Jane Blalock's antitrust suit, filed last year after the Ladies Professional Golf Association suspended her for alleged cheating, was recently decided in her favor, although the court deferred awarding a judgment pending an appeal. At Rochester the reptilian rumors surfaced again. Sharon Miller let slip at a press conference Friday that earlier this year she had considered quitting the tour because of the Blalock situation. "It doesn't make sense to me to come out here and play this game fair when she played it the way she did," said Miller. A story was circulating that on the first round Blalock had hit the ball twice on a one-inch tap-in and charged herself for only one stroke. "That's ridiculous," snapped Carole Jo Skala, who was paired with Blalock the first two days. "Why don't they leave this poor girl alone?" A USGA official who made an investigation on the spot said the rumors were totally without substance.
"This makes the Watergate hearings look boring," Blalock said with some sarcasm. "What the girls don't understand is that by getting mad all the time they're putting money in my pocket. It makes it easier to beat them." And maybe more fun. After shooting 78-76 in the first two rounds, she responded with a post-controversy 72-73 to finish tied for ninth.
Meanwhile, Kathy Whitworth, who has won 66 tournament victories in 15 years—more than the combined totals of all the Open champions since 1965—arrived in Rochester bewitched, bothered and bewildered. She has never won the Open, and last week her chances looked even poorer than usual because she was bunkered in a slump that has been eroding her game. "She's changed her swing," said JoAnne Carner. "It's not Kathy Whitworth. And it's getting worse."
Whitworth struck a couple of half-topped shots that barely logged a flight pattern in the first round and shot a 78, mostly on nerve. "I didn't expect to do well, so I'm not disappointed," she said. But by Sunday night she must have been; she ended up tied for 30th.

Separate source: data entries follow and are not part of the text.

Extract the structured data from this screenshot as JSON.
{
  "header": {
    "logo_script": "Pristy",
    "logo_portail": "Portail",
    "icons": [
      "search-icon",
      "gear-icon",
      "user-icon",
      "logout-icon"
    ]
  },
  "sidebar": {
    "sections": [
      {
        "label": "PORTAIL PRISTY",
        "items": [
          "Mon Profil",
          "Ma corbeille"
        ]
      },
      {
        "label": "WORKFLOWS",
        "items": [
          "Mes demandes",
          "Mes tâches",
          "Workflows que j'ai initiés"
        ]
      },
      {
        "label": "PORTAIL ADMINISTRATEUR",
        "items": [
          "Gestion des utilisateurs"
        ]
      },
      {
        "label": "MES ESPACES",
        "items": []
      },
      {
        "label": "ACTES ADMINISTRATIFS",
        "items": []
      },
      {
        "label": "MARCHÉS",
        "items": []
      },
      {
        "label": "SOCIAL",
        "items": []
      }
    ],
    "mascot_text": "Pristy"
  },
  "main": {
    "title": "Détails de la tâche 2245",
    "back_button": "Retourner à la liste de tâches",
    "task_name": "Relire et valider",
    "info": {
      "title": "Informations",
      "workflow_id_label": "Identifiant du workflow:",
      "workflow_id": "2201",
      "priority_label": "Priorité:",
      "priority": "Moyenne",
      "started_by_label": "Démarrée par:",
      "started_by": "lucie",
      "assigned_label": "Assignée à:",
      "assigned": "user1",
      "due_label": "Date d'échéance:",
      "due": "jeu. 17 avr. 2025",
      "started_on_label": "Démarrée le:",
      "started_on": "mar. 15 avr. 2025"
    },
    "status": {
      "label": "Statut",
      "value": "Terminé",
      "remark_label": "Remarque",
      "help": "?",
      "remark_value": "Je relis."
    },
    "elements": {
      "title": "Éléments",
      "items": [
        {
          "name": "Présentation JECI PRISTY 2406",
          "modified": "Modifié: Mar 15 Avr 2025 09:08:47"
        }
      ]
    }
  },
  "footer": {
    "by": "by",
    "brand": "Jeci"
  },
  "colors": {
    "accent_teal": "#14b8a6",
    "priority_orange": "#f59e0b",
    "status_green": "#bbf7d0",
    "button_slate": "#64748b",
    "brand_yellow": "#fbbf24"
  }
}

Indeed, the self-esteem of most of the pros should have been at low ebb on Thursday when the LPGA's top 10 averaged 77 strokes. At one time seven of the low 11 names on the scoreboard were amateurs. But Susie Berning was unimpressed. Her opening round was a 72, and afterward she injudiciously said that the course "was a joke." Next day Rochester was chuckling as she shot a crudely manufactured 77 that included four three-putt greens. That evening her husband Dale suggested she switch to an open putting stance and a lighter putter, a 30-year-old club he had purchased for $5. By the light of a flickering late-night television movie she practiced in the motel living room. As the drama on the screen unfolded, so did the answer to the defending champion's problem. After that she shot a 69 and a 72 and it was just a brisk march to a happy birthday.